But on the analogy that church musicians don’t write all the music they perform, the RNS article asks: shouldn’t local preachers be allowed to preach other people’s sermons? (That is, assuming they give credit to the actual writer, so it isn’t plagiarism.) Or at least, shouldn’t local preachers be allowed to rely on third party sermon prompts or outside sermon researchers to help them out? If we want congregations to hear the best, highest quality sermons, it makes sense for preachers to be able to search for, and use, the best sermons they can find.

On the other hand, maybe a sermon shouldn’t be understood as a weekly performance put on by a professional voice actor. In many Christian congregations, the sermon is often considered to be God’s way of speaking to one particular congregation, and the preacher’s sermon preparation includes both time spent ministering to the congregation, and time spent in prayer listening to God. UU congregations will understand this a little differently: I was trained to think of the sermon in a UU congregation as kind of conversation, where the preacher listens to what is going on in people’s lives and connects those personal events and stories to the big moral and existential questions.

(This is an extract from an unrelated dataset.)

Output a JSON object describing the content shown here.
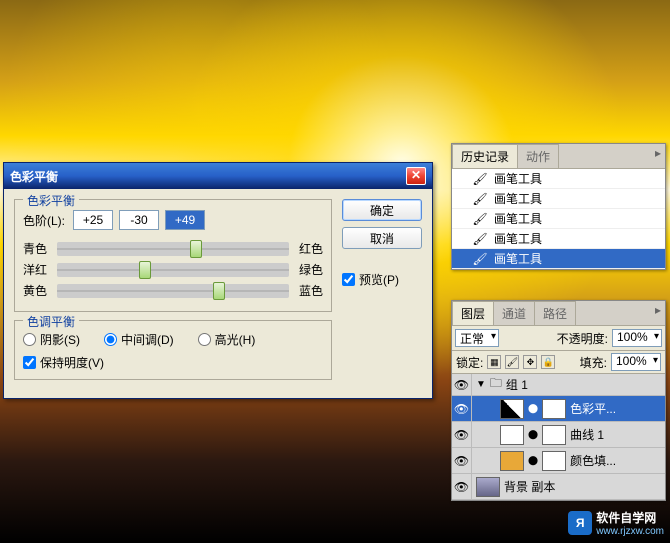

I suspect that several pressures will drive UU congregations towards turning the preacher into a voice actor who puts on performances of the best sermons they can find. First, preachers have a limited amount of hours they can work each week, volunteers now have less time to devote to the congregation, so using other people’s sermons can free up the preacher’s time for other crucial tasks. Second, congregation members are increasingly aware of the excellent preaching available online, and this puts pressure on the local congregation to have a preacher who meets those high standards. Third, congregations compete for people’s leisure time in an increasingly crowded marketplace, and the demand for authenticity will not be as strong as the demand for polished production values. Fourth, as more congregations are unable to pay for full-time ministry, there’s going to be less time for sermon-writing and a greater demand for third-party sermons. In short, there are strong — maybe irresistible — economic forces that will change UU ministers from sermon-writers into voice actors.

I still prefer a preacher who writes their own sermons. I just don’t think most UU congregations will be able to make sermon-writing a priority as they budget money and staff time.